Willie Dell, the city's first elected African-American councilwoman has spent much of the last 30 years since she left public office doing mission work in Haiti. (Photo courtesy of Willie Dell.)
Field Notes recently related the story of Willie J. Dell, the first African-American woman to be appointed (1973) and then elected to the Richmond City Council (1977-1982). She followed Eleanor Sheppard, the first woman council member in 1954, and Richmond's first female (appointed) mayor (1962-1964).
We caught up to Dell, who, at 84, keeps busy with church activities and, for the past 30 years, has undertaken mission work in Haiti. In a phone conversation, we sought perspective from her place in history as our current municipal election campaigns begin.
For her latter day political inheritors she advises: Know the basic operations of the city before you start the job and learn how to read a budget. Dell considered herself fortunate because the Washington D.C. -based Joint Center of Political and Economical Studies held instruction sessions for council newcomers. They were taught the basics of how city budget should be analyzed and the way to prepare and interpret fundamental financial data.
“I was blessed that that happened,” she says. “It comes down to this: It doesn’t matter about gender, race or political party. It’s about having the best information to make the wisest decisions for the city.”
Dell undertook her own education about Richmond. She visited the waste water treatment plant where its workings fascinated her. She went to every public school. At one point, to gain the ultimate perspective, Dell went up in an airplane to see the city from above.
But her outspoken nature irked some -- and not just in the white community. Dell came to Richmond as an outsider. She says that the often malignant nature of insults hurled at her during her campaigns and while on council weren’t the worst of her experience. “Richmond is cliquey and clannish -- even among the black folks. I didn’t go to Ebenezer [Baptist] or St. Philips [Episcopal] I wasn’t married to somebody in the right political family-- not with the Lamberts. I didn’t go to the right school. I’m just not one of them. It wasn’t my politics that they disagreed with me about as much as where I came from.”
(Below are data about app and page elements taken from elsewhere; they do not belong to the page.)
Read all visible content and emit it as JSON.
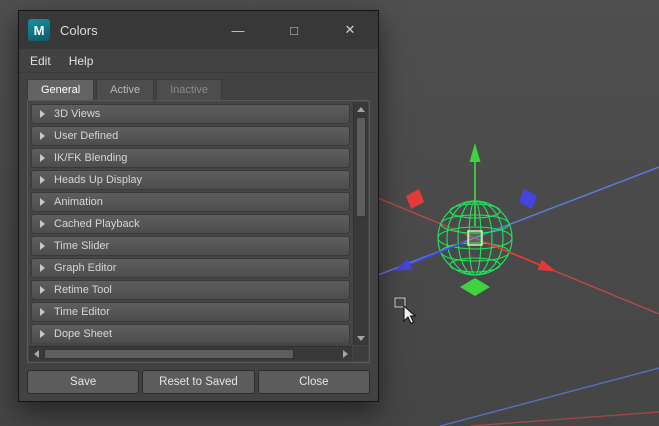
{
  "window": {
    "title": "Colors",
    "icon_letter": "M",
    "controls": {
      "minimize": "—",
      "maximize": "□",
      "close": "✕"
    }
  },
  "menu": {
    "items": [
      {
        "label": "Edit"
      },
      {
        "label": "Help"
      }
    ]
  },
  "tabs": [
    {
      "label": "General",
      "active": true
    },
    {
      "label": "Active",
      "active": false
    },
    {
      "label": "Inactive",
      "active": false
    }
  ],
  "panel": {
    "sections": [
      "3D Views",
      "User Defined",
      "IK/FK Blending",
      "Heads Up Display",
      "Animation",
      "Cached Playback",
      "Time Slider",
      "Graph Editor",
      "Retime Tool",
      "Time Editor",
      "Dope Sheet"
    ]
  },
  "footer": {
    "buttons": [
      {
        "label": "Save"
      },
      {
        "label": "Reset to Saved"
      },
      {
        "label": "Close"
      }
    ]
  },
  "icons": {
    "expand_arrow": "collapsed-section-triangle",
    "scrollbar": "up/down/left/right arrows",
    "app": "maya-logo"
  },
  "colors": {
    "window_bg": "#424242",
    "titlebar_bg": "#383838",
    "tab_active_bg": "#636363",
    "row_gradient_top": "#5e5e5e",
    "button_bg": "#5c5c5c",
    "accent_teal": "#17919f",
    "viewport_bg": "#4a4a4a",
    "axis_x": "#b84a4a",
    "axis_z": "#5b7fe8",
    "manip_x": "#e33a3a",
    "manip_y": "#3fd43f",
    "manip_z": "#4444e0",
    "selection": "#1de75a",
    "center_box": "#e4f0bc"
  }
}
Dell, never afraid to say what's on her mind, didn’t kowtow to anybody, including the accepted Brahmins of black power – up to then-state Sen. L. Douglas Wilder. She didn’t attend meetings he called. And by 1984, Dell found herself out of politics and into advocacy for the elderly.
Of the city's present state, she wishes Richmond hadn’t returned to the strong mayor form of government. “Well, I’ll just say that there’s not been [a mayor] in there that I would’ve supported. What’s the problem with them? You’re there. You’re in charge. Fix things. What’s stopping you? Well, I tell you, it takes more than a personality to get the real work done.”
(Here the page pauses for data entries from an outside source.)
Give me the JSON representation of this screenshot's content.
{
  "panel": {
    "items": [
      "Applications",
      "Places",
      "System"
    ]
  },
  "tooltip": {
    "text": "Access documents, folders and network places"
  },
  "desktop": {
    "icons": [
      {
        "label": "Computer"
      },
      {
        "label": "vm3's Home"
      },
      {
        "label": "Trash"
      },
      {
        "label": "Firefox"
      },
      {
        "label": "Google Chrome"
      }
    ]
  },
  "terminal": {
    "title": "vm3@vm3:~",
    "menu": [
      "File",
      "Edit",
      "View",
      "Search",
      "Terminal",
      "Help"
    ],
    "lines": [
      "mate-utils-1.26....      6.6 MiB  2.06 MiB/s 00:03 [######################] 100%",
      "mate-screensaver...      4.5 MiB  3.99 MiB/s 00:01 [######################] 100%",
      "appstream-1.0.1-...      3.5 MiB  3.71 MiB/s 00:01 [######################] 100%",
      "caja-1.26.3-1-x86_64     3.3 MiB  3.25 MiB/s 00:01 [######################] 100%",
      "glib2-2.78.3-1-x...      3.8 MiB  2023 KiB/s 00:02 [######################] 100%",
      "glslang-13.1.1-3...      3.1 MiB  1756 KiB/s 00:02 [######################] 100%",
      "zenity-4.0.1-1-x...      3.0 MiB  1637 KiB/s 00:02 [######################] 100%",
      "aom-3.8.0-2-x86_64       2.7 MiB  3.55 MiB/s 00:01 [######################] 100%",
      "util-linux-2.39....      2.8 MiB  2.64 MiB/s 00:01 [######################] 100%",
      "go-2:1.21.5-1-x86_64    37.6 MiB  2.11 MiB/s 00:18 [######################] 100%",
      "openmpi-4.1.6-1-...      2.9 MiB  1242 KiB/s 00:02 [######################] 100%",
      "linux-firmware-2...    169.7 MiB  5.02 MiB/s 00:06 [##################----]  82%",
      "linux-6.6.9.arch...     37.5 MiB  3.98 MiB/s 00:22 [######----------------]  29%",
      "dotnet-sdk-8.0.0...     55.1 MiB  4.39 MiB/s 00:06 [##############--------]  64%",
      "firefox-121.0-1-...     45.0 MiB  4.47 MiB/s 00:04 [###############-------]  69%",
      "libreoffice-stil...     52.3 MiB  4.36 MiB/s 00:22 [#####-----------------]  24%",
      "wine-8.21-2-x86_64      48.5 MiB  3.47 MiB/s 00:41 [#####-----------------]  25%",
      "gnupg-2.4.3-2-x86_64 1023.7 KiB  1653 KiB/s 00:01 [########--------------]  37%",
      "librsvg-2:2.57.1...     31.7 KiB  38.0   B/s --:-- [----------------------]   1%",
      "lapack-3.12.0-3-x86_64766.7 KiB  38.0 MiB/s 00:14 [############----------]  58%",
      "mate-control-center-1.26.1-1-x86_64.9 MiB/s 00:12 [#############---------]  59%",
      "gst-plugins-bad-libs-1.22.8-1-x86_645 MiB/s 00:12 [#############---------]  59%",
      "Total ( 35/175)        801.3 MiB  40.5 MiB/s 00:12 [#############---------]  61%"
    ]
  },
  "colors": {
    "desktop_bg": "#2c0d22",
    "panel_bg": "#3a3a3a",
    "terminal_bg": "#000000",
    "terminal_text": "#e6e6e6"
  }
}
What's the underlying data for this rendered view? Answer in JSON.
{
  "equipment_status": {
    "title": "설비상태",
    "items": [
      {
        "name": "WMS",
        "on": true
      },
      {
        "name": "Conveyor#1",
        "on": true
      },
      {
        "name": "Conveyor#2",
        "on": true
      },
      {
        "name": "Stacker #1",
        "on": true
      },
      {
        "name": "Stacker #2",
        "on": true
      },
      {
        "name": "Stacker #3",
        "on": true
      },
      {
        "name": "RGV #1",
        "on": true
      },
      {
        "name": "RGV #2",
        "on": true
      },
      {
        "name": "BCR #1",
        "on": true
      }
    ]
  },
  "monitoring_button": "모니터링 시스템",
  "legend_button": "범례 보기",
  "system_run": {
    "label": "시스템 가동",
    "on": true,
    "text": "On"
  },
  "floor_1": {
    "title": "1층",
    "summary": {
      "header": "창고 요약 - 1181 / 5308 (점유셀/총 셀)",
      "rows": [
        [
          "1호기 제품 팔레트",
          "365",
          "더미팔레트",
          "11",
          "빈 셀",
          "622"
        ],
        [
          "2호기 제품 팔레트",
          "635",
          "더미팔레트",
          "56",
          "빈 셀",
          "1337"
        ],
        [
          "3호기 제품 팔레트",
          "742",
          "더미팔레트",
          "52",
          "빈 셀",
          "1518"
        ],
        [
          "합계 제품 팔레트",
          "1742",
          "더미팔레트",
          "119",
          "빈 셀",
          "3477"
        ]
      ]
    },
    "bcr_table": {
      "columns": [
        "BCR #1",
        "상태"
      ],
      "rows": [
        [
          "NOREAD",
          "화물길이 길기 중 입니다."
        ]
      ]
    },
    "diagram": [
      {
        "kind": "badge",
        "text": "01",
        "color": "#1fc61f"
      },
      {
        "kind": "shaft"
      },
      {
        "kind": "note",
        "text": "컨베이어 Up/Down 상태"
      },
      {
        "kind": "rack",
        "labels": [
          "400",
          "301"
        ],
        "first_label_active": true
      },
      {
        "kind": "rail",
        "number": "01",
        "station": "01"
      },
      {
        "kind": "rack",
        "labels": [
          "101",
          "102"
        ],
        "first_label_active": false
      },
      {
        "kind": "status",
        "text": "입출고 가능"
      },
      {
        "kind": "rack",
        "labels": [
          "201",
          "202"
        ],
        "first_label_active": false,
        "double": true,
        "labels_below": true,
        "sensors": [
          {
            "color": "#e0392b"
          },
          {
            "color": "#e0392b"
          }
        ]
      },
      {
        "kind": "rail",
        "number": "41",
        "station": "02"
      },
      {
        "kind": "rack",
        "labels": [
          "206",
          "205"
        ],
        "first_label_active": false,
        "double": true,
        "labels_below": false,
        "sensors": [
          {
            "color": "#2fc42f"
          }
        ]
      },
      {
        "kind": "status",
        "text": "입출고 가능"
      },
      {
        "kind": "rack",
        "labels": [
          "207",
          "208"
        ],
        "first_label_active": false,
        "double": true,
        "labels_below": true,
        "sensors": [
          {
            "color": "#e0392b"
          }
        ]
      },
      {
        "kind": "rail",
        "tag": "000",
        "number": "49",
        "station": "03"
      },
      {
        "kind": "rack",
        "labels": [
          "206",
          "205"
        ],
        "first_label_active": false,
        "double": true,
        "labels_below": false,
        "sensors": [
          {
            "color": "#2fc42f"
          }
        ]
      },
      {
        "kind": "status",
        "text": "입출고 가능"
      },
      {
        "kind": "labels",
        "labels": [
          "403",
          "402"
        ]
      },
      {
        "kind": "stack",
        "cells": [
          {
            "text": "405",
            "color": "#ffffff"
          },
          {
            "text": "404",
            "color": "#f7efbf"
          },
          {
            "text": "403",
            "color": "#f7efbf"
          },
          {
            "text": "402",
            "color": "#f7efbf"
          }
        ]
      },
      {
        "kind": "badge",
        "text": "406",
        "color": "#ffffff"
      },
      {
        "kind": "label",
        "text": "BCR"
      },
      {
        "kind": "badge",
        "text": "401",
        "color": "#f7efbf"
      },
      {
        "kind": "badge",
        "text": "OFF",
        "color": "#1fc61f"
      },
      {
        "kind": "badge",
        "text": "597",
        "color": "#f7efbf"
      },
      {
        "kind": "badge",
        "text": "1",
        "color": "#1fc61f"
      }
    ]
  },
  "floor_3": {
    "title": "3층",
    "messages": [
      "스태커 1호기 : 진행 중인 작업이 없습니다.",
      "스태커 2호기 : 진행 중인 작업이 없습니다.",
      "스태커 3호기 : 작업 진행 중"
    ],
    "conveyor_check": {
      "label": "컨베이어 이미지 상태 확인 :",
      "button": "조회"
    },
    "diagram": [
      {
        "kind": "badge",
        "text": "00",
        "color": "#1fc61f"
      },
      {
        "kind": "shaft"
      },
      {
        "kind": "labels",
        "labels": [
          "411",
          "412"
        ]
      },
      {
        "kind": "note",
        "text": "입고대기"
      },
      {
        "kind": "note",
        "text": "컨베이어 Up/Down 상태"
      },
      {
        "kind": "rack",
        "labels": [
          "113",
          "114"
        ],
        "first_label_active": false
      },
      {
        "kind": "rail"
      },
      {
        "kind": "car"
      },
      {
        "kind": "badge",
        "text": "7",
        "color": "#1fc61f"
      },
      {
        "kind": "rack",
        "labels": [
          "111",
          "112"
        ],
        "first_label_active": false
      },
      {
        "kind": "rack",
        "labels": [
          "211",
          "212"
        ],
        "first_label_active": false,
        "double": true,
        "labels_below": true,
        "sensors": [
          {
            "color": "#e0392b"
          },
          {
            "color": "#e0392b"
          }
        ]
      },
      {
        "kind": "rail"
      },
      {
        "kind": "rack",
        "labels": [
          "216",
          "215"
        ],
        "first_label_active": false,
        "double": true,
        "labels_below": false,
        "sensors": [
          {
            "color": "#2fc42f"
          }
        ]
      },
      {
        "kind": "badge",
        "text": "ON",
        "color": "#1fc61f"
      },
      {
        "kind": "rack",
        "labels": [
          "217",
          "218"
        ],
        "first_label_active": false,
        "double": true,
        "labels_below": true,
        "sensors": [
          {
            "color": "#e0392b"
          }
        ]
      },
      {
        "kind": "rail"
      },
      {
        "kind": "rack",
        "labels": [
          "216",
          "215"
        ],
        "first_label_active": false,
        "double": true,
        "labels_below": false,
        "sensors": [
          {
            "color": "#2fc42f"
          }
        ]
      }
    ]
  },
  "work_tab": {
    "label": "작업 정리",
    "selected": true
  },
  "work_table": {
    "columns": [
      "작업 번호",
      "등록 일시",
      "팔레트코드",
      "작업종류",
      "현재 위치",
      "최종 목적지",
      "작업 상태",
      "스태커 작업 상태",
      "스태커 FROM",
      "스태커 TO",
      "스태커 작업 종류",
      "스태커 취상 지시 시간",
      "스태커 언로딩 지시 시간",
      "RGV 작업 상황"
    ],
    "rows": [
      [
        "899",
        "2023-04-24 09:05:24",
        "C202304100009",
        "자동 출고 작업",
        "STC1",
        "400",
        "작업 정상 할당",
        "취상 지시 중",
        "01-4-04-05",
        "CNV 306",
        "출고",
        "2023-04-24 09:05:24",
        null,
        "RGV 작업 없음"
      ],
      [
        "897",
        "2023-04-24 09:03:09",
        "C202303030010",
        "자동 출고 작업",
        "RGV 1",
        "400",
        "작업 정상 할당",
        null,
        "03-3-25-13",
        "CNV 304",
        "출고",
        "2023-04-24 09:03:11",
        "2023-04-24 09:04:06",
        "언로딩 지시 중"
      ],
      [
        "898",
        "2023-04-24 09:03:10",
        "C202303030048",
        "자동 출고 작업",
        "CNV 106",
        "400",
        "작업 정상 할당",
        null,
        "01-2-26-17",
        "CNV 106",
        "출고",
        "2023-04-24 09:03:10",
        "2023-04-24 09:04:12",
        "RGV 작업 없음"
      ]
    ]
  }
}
The administration's failure to produce a timely comprehensive annual financial report profoundly disappoints her. “How do you manage? How do you govern? I don’t know how you do anything without knowing how much money you have to do it with. I don’t know how you can get up in the morning, put on your pants and walk into the office and say 'I’m in charge,’ when you don’t know from crap.”
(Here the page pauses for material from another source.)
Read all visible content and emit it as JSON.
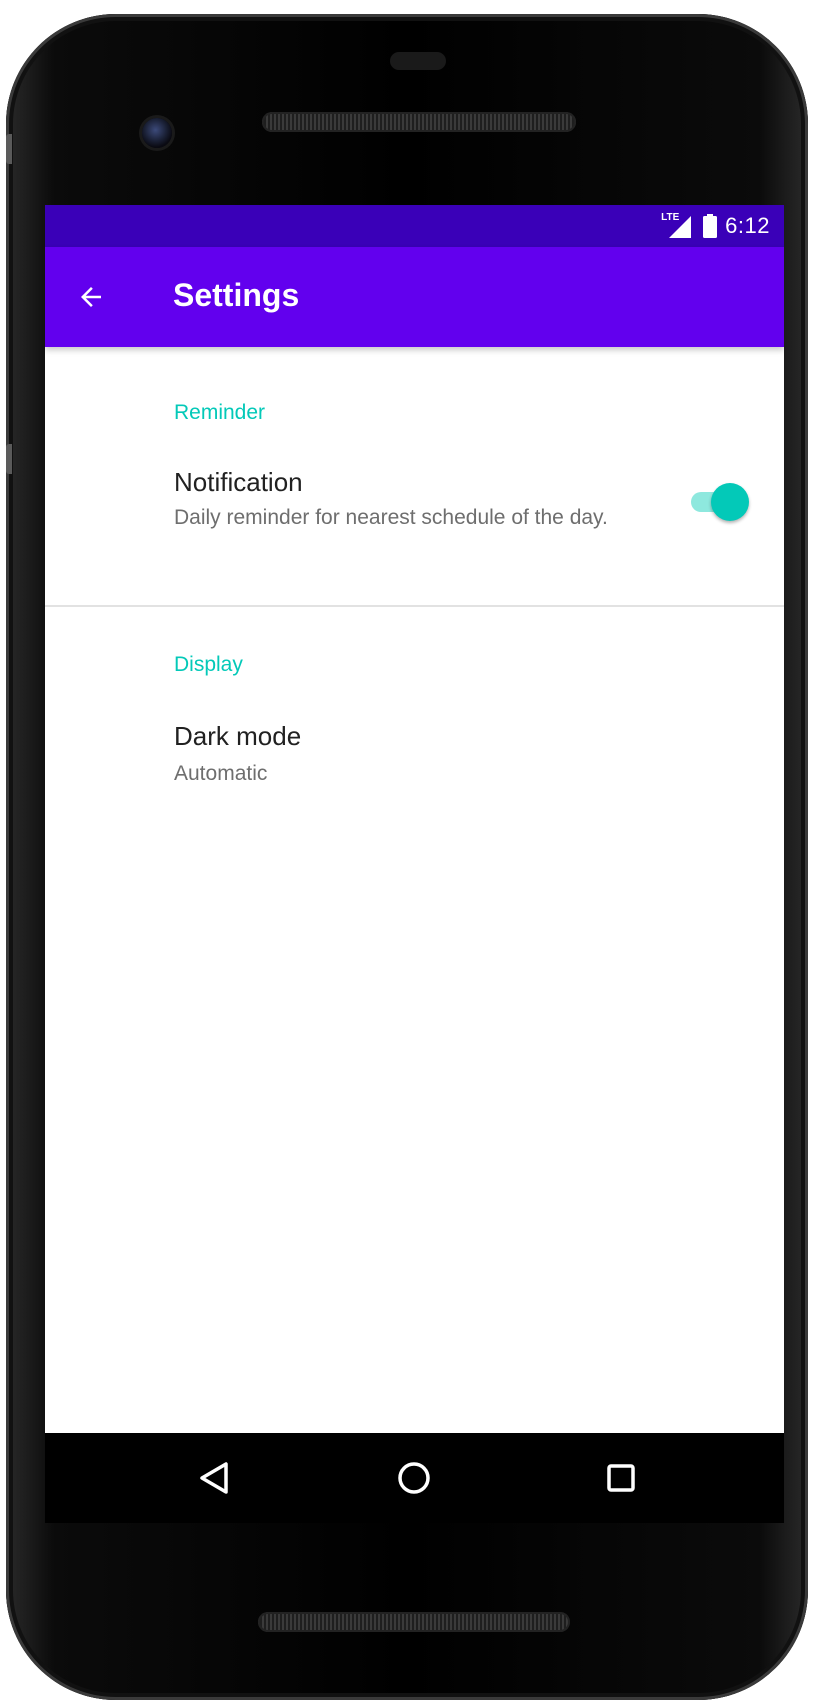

There it is, Richmond. From one trailblazer of city politics to those who one day hope to be.